#y=x^x# and y = the Functional Continued Fraction (FCF) developed by #y=x^(x(1+1/y)# are growth functions, for #x>=1#. How do you prove that at #x = 0.26938353091863307 X10^2#, y-ratio is 1 in 100 and curve-direction is vertical, nearly, for both?

Precisely the functions grow from #x >= 1/e#. This x-value is my limit for computer tabulation of 17-sd y and y', in long precision. Is yours, from your 64-bit or ( for longer precision ) 128-bit processor, higher?

1 Answer
Jun 17, 2018

Answer:

Apt semi-log graphs reveal that the ratio is 1, in the neighboring domain. In the question, "1 in 100# has to be changed to "1.000000.....".

Explanation:
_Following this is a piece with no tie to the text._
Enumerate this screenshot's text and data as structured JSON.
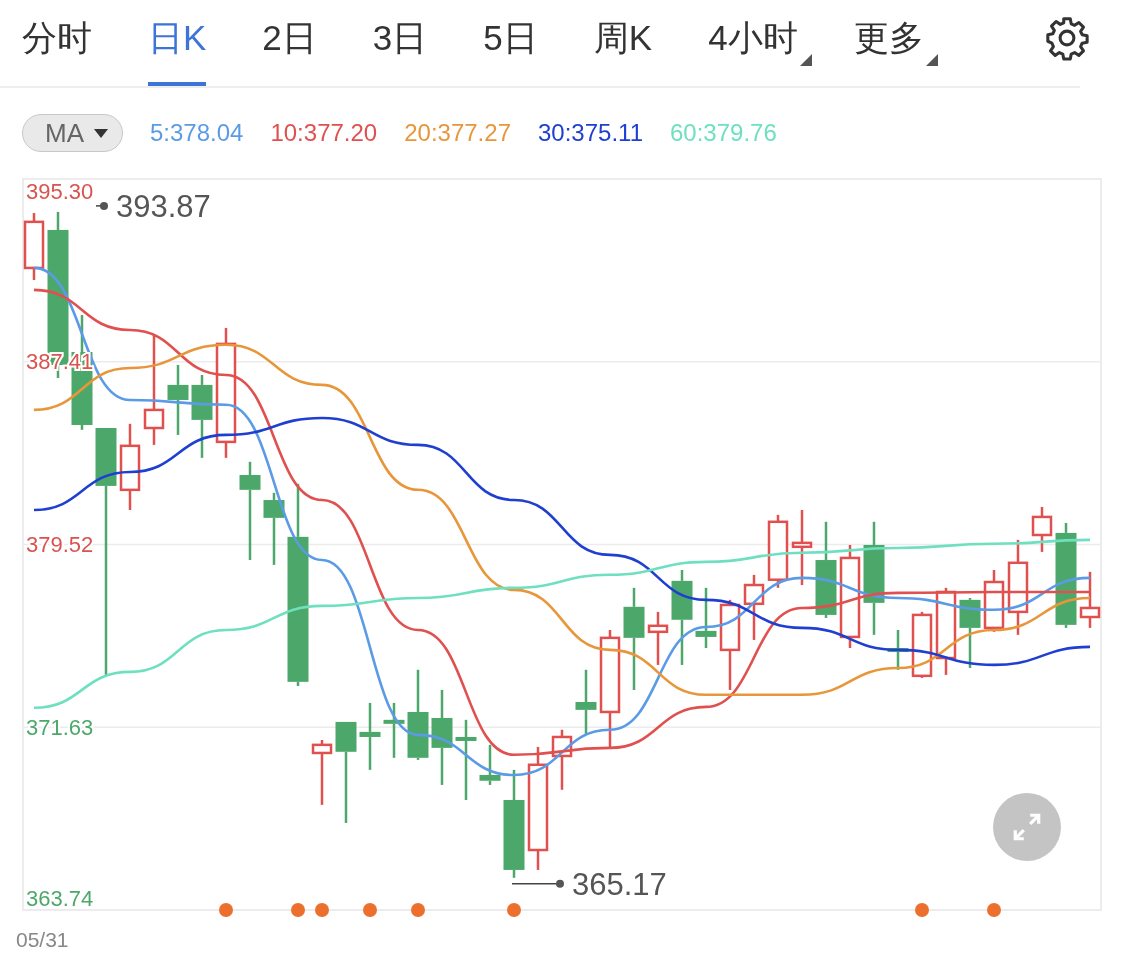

As #(x^x)' =x^x(1+ ln x)#, #tan^(-1)(x^x)'#, at x = 26.938353, is

#90^(o).000000...#. The other graph is asymptotic. Note that

# 26.938353^26.938353 = 3.40 X 10^38#, nearly. The domains

and ranges for the graphs are befittingly chosen.

See the Semi-#log_ 100# graphs for the rapid growths, with

graduations Y = 0 1 2 3 4 ..., from #Y= log_(100) y#. The y-ratio

100 should appear as Y-difference 1 (nearly). But, here, there is no

difference.

Superimposition would produce a blank graph, if both are the

same. So, I changed y to y + 0.05 for showing one over the other

Here, Y = log y. See the third graph.

Separate graphs, using #Y = log_(100) y#:
graph{100^y-x^x=0[26 28 18 21.5]}
graph{100^y-x^(x(1+100^(-y)))=0[26 28 18 21.5]}

Combined graph, using #Y = log y#:

graph{(10^y-x^x)(10^(y+0.05)-x^(x(1+10^(-y))))=0[26 28 36 43]}